What's left of the old kiln.

I've sorted the brick into certain piles that would make sense to no one else but me. I have a couple different grades of both hard and soft brick and many pieces that are cut so I have it all seperated so I know where to look while I'm building.

I've started building the new one before the old one was completely torn down because I'm running out of room to stack brick. Here is a nifty little tip I picked up in the Ruggles/Rankin articles in Studio Potter about building floors. Using bricks cut longways(soaps) on the perimeter over the first layer and then a third layer of hard brick without the soaps creates a floor with no gaps. The traditional method overlaps the bricks only on the ends and therefore leaves a gap all the way down, this method creates the closest you can come to an airtight floor. Very simple and straightforward yet not something I would've ever thought of on my own.

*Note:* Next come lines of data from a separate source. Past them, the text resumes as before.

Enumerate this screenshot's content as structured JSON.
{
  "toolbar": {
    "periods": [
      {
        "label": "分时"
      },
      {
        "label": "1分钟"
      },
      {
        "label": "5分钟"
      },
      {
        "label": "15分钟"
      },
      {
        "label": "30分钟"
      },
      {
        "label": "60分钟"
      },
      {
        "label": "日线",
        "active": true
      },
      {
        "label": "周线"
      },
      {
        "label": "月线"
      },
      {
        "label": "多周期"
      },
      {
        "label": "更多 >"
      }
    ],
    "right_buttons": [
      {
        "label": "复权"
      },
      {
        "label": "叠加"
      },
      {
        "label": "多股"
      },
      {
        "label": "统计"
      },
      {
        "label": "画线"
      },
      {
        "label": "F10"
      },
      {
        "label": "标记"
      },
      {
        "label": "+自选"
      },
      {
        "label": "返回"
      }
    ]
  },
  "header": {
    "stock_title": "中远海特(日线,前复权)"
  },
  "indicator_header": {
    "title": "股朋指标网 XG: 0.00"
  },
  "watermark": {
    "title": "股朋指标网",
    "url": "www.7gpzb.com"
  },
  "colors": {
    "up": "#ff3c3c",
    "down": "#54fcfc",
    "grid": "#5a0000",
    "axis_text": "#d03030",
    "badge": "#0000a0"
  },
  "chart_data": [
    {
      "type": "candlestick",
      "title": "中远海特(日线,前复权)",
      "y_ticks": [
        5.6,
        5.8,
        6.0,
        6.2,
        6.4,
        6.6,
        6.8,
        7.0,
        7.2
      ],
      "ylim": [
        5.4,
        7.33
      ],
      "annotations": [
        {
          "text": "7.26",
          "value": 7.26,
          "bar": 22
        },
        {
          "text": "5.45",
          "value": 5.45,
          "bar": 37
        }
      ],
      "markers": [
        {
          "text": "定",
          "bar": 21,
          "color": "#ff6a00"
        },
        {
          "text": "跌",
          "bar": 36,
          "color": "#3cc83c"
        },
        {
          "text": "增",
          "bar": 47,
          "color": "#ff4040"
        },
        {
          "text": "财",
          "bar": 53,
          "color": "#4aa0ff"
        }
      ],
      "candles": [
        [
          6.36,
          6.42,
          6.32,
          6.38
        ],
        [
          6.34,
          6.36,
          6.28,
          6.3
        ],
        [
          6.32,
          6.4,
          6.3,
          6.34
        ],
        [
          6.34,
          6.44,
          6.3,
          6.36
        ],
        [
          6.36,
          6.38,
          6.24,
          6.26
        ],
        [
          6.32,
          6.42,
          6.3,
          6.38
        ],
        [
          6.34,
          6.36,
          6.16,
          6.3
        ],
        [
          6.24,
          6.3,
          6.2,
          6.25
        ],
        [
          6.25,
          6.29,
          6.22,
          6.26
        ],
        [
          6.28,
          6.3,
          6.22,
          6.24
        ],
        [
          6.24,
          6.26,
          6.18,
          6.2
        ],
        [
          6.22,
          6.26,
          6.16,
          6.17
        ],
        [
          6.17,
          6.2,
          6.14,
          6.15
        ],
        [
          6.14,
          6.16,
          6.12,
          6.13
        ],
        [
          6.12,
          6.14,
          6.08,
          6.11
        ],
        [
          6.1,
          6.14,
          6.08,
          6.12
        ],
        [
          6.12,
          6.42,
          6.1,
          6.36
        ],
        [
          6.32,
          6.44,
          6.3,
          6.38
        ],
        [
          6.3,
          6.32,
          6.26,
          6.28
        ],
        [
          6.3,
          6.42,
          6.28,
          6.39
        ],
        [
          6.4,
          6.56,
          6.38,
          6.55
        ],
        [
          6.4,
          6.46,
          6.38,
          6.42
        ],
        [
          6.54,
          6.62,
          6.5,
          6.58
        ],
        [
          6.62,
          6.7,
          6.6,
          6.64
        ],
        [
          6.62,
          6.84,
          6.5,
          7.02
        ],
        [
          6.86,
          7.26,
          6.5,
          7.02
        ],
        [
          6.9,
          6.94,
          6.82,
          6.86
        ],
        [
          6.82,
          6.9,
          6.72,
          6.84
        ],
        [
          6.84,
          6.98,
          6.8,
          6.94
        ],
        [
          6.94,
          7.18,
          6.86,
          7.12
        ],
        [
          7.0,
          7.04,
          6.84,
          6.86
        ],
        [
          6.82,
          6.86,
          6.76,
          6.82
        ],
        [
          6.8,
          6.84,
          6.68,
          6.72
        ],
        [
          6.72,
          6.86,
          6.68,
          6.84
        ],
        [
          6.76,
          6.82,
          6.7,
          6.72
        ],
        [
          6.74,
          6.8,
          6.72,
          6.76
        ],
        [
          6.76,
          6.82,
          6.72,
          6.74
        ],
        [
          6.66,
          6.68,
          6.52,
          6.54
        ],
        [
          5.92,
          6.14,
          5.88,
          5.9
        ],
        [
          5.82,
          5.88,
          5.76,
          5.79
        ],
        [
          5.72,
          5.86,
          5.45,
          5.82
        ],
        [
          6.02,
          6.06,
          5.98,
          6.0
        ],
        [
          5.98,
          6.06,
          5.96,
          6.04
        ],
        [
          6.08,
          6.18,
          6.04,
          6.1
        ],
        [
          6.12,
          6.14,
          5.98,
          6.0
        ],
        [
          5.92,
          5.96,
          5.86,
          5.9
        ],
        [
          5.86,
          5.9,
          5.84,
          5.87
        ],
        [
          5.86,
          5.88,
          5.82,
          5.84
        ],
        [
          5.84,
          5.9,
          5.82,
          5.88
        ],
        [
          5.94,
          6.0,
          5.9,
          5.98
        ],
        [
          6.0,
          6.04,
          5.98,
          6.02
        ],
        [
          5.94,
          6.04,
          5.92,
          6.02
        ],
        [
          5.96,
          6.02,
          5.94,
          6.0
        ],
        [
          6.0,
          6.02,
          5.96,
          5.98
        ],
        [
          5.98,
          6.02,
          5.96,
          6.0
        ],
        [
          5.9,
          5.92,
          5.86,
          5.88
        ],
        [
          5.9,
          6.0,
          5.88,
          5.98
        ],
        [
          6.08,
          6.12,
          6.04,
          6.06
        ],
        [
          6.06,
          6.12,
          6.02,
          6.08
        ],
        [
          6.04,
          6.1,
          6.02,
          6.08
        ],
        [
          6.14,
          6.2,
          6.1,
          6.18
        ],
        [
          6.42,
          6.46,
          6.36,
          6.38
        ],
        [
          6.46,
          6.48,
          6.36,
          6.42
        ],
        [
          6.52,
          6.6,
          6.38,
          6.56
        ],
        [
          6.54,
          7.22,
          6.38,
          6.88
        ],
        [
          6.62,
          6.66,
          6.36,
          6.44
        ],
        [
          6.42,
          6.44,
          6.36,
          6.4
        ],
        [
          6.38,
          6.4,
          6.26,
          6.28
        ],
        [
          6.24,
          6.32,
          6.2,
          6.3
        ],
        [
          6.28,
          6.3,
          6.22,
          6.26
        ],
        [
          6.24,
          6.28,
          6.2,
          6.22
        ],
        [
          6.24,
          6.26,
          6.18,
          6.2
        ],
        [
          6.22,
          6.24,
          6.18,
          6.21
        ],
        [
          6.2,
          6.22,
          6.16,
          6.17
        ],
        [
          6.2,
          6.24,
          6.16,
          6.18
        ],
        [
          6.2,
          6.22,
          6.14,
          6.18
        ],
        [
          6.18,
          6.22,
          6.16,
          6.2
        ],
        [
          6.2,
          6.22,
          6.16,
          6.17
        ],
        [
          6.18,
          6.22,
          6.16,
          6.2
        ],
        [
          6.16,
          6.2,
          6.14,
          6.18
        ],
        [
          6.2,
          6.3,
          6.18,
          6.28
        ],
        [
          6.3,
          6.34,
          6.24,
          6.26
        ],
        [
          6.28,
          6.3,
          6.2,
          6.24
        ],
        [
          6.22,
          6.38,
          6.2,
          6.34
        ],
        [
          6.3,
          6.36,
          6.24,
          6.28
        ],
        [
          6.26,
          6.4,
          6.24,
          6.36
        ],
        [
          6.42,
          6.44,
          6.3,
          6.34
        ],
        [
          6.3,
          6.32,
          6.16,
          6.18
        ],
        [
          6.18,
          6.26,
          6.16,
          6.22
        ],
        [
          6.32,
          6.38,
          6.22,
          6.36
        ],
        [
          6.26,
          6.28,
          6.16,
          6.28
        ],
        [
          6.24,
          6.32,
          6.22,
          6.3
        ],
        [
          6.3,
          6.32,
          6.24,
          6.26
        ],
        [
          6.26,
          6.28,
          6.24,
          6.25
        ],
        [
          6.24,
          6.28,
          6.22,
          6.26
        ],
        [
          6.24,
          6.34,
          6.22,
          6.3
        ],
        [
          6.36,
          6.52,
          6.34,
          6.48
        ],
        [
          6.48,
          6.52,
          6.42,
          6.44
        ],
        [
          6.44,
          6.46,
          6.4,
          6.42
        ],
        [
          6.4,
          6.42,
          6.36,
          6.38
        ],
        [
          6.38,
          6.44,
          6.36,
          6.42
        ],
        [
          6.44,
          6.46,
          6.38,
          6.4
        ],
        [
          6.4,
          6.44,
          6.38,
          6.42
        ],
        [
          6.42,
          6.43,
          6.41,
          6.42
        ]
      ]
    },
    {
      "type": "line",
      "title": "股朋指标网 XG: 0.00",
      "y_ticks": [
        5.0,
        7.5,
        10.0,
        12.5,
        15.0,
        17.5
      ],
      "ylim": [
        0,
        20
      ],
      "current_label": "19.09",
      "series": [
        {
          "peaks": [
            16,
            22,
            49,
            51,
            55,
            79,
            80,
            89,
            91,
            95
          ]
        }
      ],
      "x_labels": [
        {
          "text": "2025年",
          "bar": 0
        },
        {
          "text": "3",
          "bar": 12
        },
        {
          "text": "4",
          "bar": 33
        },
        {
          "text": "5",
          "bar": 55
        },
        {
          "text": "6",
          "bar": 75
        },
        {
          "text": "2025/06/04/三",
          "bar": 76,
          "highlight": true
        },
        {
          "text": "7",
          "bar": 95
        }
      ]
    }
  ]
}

Here is my old salt kiln built in ealry spring 2004 and fired 30+ times in 2.5 years. The majority of the bricks in my wood kiln are salvaged from this guy. When I built this I paid $1.45 for straight empire(high duty) hardbricks, I found a deal on the arch bricks which were clippers(super duty) and I paid $1 each. All of the soft brick were seconds that I purchased from Larkin Furnace for $1 each. These were some good deals but when you consider there is a couple thousand brick+ in this kiln it adds up. I priced bricks about 4 months ago and empires were $3.55 and clippers were $4.65. The softbrick can be found for $2.50-4.00. Who can afford to buy new bricks nowadays? It's ridiculous, I'm so thankful for the folks that have let me salvage their kilns so I can build a new one.

Here is a wheel I traded some pots for from a guy here in town. I gave some thought to building a bench and using it korean/japanese style but I don't really have the space for all that so now I'm thinking of stripping the bearings and wheelhead to build a treadle wheel, I've always wanted to have one but I really want to build my own. Eh, we'll see what happens, don't be on the lookout for that anytime soon.

That's all I have for now, so long.


Ron said...

Really glad to hear you're feeling better. Awesome job there getting the kiln down and going again. Have you checked out Andrew's blog the past couple days? Nic Collin's is doing some kind of crazy wet firing. Looks really amazing.

Joe and Christy said...

It is unfortunate that new bricks are priced so far beyond the means of most potters. Luckily there are quite a few used and second bricks out there. Glad to hear you have enough for your new kiln. Good luck.